# [TASK DETAILS]
Each of the entries below should be written out exactly as it reads.

————

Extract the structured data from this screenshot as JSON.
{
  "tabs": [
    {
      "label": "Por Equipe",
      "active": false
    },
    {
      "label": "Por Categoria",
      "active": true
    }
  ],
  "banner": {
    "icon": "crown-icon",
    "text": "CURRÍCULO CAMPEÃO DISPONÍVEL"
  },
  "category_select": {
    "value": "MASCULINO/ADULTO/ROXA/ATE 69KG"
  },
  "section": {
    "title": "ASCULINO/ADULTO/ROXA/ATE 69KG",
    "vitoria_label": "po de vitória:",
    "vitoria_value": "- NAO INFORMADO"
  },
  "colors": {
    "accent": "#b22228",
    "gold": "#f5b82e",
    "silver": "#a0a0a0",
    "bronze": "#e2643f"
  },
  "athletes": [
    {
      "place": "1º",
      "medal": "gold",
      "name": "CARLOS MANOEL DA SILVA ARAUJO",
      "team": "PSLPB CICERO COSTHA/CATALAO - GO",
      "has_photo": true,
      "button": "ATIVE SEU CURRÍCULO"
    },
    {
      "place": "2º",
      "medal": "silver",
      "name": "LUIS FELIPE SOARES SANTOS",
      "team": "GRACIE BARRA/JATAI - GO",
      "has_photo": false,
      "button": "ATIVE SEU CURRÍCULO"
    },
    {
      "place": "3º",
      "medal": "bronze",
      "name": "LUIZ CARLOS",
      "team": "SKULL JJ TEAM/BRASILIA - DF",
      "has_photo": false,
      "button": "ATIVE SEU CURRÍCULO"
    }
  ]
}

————

# [WORKED SOLUTION]
Extract the structured data from this screenshot as JSON.
{
  "tabs": [
    {
      "label": "Por Equipe",
      "active": false
    },
    {
      "label": "Por Categoria",
      "active": true
    }
  ],
  "banner": {
    "icon": "crown-icon",
    "text": "CURRÍCULO CAMPEÃO DISPONÍVEL"
  },
  "category_select": {
    "value": "MASCULINO/ADULTO/ROXA/ATE 69KG"
  },
  "section": {
    "title": "ASCULINO/ADULTO/ROXA/ATE 69KG",
    "vitoria_label": "po de vitória:",
    "vitoria_value": "- NAO INFORMADO"
  },
  "colors": {
    "accent": "#b22228",
    "gold": "#f5b82e",
    "silver": "#a0a0a0",
    "bronze": "#e2643f"
  },
  "athletes": [
    {
      "place": "1º",
      "medal": "gold",
      "name": "CARLOS MANOEL DA SILVA ARAUJO",
      "team": "PSLPB CICERO COSTHA/CATALAO - GO",
      "has_photo": true,
      "button": "ATIVE SEU CURRÍCULO"
    },
    {
      "place": "2º",
      "medal": "silver",
      "name": "LUIS FELIPE SOARES SANTOS",
      "team": "GRACIE BARRA/JATAI - GO",
      "has_photo": false,
      "button": "ATIVE SEU CURRÍCULO"
    },
    {
      "place": "3º",
      "medal": "bronze",
      "name": "LUIZ CARLOS",
      "team": "SKULL JJ TEAM/BRASILIA - DF",
      "has_photo": false,
      "button": "ATIVE SEU CURRÍCULO"
    }
  ]
}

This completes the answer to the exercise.